| Task objective |
Your copy should match the records below exactly, except for the pictures.

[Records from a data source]
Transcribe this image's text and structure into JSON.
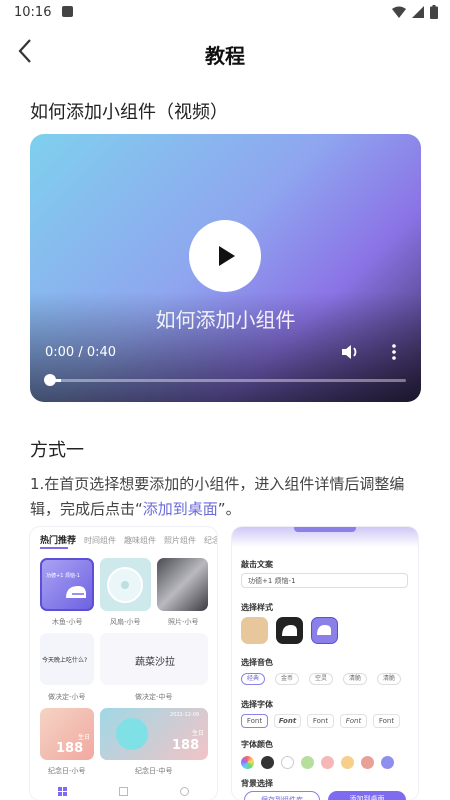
{
  "status": {
    "time": "10:16"
  },
  "header": {
    "title": "教程"
  },
  "section_video": {
    "title": "如何添加小组件（视频）"
  },
  "video": {
    "overlay_text": "如何添加小组件",
    "time": "0:00 / 0:40",
    "progress": 0.0
  },
  "section_method": {
    "title": "方式一"
  },
  "instruction": {
    "prefix": "1.在首页选择想要添加的小组件，进入组件详情后调整编辑，完成后点击“",
    "link": "添加到桌面",
    "suffix": "”。"
  },
  "left_shot": {
    "tabs": [
      "热门推荐",
      "时间组件",
      "趣味组件",
      "照片组件",
      "纪念"
    ],
    "captions": [
      "木鱼-小号",
      "风扇-小号",
      "照片-小号",
      "做决定-小号",
      "做决定-中号",
      "纪念日-小号",
      "纪念日-中号"
    ],
    "tile_texts": {
      "muyu": "功德+1 烦恼-1",
      "question": "今天晚上吃什么?",
      "salad": "蔬菜沙拉",
      "day_small": "188",
      "day_big": "188",
      "small_label": "生日",
      "big_label": "生日",
      "date": "2022-12-09"
    }
  },
  "right_shot": {
    "labels": [
      "敲击文案",
      "选择样式",
      "选择音色",
      "选择字体",
      "字体颜色",
      "背景选择"
    ],
    "field_value": "功德+1 烦恼-1",
    "tones": [
      "经典",
      "金币",
      "空灵",
      "清脆",
      "清脆"
    ],
    "fonts": [
      "Font",
      "Font",
      "Font",
      "Font",
      "Font"
    ],
    "colors": [
      "#f07dd2",
      "#333333",
      "#ffffff",
      "#b7de9c",
      "#f8b7b7",
      "#f6d08a",
      "#e9a097",
      "#8f8ff0"
    ],
    "buttons": [
      "保存到组件库",
      "添加到桌面"
    ]
  },
  "colors": {
    "accent": "#7d6cf0",
    "link": "#6b6ad8"
  }
}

| Result of this task |
Transcribe this image's text and structure into JSON.
{
  "status": {
    "time": "10:16"
  },
  "header": {
    "title": "教程"
  },
  "section_video": {
    "title": "如何添加小组件（视频）"
  },
  "video": {
    "overlay_text": "如何添加小组件",
    "time": "0:00 / 0:40",
    "progress": 0.0
  },
  "section_method": {
    "title": "方式一"
  },
  "instruction": {
    "prefix": "1.在首页选择想要添加的小组件，进入组件详情后调整编辑，完成后点击“",
    "link": "添加到桌面",
    "suffix": "”。"
  },
  "left_shot": {
    "tabs": [
      "热门推荐",
      "时间组件",
      "趣味组件",
      "照片组件",
      "纪念"
    ],
    "captions": [
      "木鱼-小号",
      "风扇-小号",
      "照片-小号",
      "做决定-小号",
      "做决定-中号",
      "纪念日-小号",
      "纪念日-中号"
    ],
    "tile_texts": {
      "muyu": "功德+1 烦恼-1",
      "question": "今天晚上吃什么?",
      "salad": "蔬菜沙拉",
      "day_small": "188",
      "day_big": "188",
      "small_label": "生日",
      "big_label": "生日",
      "date": "2022-12-09"
    }
  },
  "right_shot": {
    "labels": [
      "敲击文案",
      "选择样式",
      "选择音色",
      "选择字体",
      "字体颜色",
      "背景选择"
    ],
    "field_value": "功德+1 烦恼-1",
    "tones": [
      "经典",
      "金币",
      "空灵",
      "清脆",
      "清脆"
    ],
    "fonts": [
      "Font",
      "Font",
      "Font",
      "Font",
      "Font"
    ],
    "colors": [
      "#f07dd2",
      "#333333",
      "#ffffff",
      "#b7de9c",
      "#f8b7b7",
      "#f6d08a",
      "#e9a097",
      "#8f8ff0"
    ],
    "buttons": [
      "保存到组件库",
      "添加到桌面"
    ]
  },
  "colors": {
    "accent": "#7d6cf0",
    "link": "#6b6ad8"
  }
}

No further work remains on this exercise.